But schools minister Nick Gibb has said the government cannot “decree” that classroom education would be prioritised, instead saying decisions would be made by local health chiefs.
He told the BBC all children would be returning next month including in areas hit by local lockdowns, which currently includes Preston, Greater Manchester, Leicester and parts of east Lancashire and West Yorkshire.
“But you can’t decree this for every single case and it will depend on the circumstances of a local increase in the infection rate, and that is why it is being led by the director of public health in localities. But we want all children back in school,” he added.
Professor Sir Jeremy Farrar, who is advising the government’s Covid-19 response, said the “brief window” before schools reopen must be “used wisely”, otherwise new restrictions will be needed.
“Most urgently, we need to ramp up testing. We are not where we need to be. We must improve contact tracing, so we’re identifying more cases and providing better, faster data locally,” he wrote in the Observer.
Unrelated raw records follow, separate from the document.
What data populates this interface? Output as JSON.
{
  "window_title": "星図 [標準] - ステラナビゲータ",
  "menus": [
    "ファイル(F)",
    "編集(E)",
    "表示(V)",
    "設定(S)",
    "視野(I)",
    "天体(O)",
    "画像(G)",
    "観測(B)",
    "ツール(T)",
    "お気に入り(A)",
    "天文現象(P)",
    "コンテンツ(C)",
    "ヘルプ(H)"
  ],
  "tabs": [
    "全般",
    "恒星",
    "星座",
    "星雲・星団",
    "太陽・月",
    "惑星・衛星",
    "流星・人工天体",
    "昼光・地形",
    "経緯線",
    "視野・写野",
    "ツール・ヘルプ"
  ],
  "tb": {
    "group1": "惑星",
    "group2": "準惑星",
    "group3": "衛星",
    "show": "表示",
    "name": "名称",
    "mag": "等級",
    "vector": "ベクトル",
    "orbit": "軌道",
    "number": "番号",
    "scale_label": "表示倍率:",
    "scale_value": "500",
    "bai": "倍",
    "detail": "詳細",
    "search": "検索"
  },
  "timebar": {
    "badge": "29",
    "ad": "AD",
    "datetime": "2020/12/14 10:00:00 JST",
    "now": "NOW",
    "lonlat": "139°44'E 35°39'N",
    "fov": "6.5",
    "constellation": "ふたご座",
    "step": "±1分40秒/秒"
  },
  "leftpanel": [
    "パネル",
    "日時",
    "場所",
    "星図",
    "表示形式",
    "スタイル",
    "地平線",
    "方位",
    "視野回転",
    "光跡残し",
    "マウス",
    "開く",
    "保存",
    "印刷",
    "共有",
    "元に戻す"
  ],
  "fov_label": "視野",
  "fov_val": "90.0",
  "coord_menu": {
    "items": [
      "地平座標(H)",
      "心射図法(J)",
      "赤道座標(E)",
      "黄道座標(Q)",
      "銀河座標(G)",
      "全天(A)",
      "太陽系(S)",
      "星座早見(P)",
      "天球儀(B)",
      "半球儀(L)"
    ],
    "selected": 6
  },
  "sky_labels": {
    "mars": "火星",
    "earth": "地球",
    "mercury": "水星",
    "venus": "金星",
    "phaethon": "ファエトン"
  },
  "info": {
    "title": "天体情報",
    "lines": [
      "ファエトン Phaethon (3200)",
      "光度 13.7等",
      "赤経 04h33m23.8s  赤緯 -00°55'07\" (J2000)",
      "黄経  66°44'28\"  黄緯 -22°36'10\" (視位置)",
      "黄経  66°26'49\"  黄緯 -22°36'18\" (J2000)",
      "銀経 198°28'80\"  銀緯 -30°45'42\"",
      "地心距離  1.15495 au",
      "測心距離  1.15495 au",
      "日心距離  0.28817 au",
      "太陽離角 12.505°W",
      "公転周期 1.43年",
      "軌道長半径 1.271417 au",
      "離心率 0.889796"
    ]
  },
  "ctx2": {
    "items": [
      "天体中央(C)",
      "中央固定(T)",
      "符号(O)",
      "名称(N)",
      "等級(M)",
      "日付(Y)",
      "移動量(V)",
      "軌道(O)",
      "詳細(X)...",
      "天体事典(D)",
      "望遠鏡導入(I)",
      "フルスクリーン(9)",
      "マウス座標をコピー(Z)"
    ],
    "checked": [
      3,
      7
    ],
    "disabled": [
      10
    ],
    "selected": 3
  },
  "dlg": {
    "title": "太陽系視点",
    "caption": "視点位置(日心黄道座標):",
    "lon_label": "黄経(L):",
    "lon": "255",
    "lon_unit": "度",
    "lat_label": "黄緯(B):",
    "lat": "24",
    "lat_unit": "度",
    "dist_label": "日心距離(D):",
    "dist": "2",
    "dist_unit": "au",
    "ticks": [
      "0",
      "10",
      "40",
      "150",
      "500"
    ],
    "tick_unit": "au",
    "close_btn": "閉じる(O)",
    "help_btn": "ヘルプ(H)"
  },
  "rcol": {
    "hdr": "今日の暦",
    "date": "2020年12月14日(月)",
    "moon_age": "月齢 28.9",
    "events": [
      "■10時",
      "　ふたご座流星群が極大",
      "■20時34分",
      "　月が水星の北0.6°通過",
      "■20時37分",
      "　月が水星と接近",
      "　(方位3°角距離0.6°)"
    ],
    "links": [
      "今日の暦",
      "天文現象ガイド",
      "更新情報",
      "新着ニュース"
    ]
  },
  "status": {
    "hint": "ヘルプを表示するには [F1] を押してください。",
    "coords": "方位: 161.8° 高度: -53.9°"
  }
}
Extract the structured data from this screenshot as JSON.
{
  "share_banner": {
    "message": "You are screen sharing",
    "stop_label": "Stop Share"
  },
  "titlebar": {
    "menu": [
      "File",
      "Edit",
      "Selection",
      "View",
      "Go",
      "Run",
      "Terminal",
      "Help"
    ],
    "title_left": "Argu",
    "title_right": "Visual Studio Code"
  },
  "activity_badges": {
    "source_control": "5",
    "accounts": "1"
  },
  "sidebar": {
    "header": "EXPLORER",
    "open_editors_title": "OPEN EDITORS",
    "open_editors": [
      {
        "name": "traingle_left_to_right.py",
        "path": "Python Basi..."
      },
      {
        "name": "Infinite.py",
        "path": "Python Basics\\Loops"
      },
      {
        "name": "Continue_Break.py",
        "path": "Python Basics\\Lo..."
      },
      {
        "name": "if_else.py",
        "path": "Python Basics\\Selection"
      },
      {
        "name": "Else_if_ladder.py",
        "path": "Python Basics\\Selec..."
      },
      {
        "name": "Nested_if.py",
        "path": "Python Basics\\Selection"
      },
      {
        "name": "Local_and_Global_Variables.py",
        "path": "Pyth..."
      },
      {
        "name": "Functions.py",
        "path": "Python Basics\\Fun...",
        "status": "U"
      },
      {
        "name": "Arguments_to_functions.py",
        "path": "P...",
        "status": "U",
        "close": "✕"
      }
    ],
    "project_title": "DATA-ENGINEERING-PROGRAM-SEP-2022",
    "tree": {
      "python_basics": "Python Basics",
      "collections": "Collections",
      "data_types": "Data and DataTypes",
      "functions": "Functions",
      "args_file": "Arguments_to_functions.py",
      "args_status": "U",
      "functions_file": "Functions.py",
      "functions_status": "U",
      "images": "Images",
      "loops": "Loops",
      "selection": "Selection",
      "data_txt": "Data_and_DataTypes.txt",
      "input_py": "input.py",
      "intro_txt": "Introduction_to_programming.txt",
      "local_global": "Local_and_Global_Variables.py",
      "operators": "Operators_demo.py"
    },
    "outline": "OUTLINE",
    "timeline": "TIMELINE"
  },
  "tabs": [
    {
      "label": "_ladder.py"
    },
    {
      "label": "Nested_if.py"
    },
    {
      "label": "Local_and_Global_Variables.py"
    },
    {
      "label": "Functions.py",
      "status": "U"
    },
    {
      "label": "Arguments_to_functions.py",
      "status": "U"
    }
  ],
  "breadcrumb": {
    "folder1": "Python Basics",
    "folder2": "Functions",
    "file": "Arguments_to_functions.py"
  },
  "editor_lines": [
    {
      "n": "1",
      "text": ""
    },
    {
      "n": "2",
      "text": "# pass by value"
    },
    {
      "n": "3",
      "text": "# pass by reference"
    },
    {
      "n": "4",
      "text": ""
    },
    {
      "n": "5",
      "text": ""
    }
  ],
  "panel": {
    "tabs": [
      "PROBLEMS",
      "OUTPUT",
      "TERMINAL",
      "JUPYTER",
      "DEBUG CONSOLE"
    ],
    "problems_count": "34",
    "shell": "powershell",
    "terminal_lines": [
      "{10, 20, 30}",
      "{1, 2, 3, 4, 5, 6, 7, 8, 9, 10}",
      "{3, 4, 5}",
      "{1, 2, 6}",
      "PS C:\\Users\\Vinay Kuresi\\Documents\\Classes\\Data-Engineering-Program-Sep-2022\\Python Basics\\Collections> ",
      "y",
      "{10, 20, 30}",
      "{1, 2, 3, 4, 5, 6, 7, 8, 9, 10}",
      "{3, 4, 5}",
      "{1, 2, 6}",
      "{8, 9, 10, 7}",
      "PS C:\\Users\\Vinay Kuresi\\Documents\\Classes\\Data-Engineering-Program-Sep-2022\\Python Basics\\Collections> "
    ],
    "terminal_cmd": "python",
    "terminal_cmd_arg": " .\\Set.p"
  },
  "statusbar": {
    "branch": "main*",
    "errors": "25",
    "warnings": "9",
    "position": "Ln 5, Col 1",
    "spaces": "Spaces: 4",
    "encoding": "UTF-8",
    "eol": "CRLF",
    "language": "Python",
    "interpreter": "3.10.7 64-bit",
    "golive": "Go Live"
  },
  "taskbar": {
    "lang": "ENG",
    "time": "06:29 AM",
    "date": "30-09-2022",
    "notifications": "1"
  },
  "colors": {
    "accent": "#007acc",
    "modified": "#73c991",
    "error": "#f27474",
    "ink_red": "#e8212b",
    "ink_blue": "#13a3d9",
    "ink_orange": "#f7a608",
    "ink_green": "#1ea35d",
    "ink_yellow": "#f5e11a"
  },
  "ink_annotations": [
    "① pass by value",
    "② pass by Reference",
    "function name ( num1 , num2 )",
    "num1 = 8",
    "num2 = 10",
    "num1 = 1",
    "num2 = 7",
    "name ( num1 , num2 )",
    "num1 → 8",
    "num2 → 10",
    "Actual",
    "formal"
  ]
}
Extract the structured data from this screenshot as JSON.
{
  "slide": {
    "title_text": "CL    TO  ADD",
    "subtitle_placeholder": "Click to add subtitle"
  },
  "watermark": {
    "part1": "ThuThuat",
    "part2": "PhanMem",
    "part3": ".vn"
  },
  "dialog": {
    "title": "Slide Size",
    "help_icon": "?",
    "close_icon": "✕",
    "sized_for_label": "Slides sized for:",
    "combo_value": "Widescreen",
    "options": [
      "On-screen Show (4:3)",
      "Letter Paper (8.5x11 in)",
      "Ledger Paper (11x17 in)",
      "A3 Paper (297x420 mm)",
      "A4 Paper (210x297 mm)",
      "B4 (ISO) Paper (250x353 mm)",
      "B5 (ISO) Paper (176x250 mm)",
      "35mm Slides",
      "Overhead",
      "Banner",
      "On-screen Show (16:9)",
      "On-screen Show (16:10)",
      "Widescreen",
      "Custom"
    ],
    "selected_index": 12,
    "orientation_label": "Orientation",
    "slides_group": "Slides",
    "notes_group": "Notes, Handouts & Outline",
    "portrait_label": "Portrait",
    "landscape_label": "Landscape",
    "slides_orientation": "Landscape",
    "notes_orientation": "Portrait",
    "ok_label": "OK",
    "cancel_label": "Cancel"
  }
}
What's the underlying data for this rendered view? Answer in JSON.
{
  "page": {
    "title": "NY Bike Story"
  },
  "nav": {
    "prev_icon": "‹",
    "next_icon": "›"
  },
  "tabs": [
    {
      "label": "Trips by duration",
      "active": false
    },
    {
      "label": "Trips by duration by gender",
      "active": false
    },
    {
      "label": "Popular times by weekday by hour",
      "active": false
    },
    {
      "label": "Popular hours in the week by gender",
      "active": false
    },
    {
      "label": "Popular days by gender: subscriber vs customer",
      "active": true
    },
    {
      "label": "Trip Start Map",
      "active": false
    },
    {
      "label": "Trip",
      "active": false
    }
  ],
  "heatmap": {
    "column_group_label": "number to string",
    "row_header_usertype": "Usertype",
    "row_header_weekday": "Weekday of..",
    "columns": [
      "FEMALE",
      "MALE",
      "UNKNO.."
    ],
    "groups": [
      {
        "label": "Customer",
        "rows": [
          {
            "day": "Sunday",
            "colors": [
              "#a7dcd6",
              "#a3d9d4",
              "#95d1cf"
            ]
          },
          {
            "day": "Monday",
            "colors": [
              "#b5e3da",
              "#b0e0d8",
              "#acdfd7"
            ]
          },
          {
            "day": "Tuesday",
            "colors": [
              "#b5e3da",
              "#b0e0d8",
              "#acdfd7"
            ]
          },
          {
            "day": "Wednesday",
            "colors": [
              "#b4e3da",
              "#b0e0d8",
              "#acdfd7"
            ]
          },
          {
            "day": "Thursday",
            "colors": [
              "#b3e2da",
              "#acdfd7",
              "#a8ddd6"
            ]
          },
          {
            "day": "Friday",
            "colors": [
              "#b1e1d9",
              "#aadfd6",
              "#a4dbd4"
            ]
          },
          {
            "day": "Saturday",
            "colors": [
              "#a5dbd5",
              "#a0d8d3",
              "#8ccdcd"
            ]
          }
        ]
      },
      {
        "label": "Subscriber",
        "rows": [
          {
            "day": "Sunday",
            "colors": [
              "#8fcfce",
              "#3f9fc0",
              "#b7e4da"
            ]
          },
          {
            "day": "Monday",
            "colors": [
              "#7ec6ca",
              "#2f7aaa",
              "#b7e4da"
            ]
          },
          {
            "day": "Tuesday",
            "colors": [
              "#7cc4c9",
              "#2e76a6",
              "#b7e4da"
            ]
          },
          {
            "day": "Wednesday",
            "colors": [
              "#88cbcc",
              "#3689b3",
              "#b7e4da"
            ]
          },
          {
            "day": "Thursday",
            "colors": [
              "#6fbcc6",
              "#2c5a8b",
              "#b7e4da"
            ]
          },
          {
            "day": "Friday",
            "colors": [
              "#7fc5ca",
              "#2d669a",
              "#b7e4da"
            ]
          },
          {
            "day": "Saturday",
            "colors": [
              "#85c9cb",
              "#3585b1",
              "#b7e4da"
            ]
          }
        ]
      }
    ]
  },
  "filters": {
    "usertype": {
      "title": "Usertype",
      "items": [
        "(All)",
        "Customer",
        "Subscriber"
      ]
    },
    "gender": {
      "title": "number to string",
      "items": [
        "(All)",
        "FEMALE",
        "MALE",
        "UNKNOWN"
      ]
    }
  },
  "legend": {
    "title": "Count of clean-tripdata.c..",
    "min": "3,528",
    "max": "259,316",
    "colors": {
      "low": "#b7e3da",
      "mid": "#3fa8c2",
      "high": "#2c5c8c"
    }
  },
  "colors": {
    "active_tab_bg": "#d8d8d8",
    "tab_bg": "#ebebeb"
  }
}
“If we don’t, we may not be able to reopen schools without introducing new restrictions elsewhere. These are the trade-offs we face – if we do not act now.”
News agency PA reported a No.10 source saying on Saturday that Johnson’s expectation is that schools would be the last sector to close, with firms being shut first in the event of severe local lockdowns.
“The PM has been clear that businesses including shops, pubs and restaurants should be forced to close first, with schools remaining open for as long as possible,” the source said.
National Education Union (NEU) deputy general secretary, Avis Gilmore, said ministers must “be clear” about support in the case of a second wave.
“Robust track, trace and test alongside health and safety checks in schools and colleges are necessary,” she said.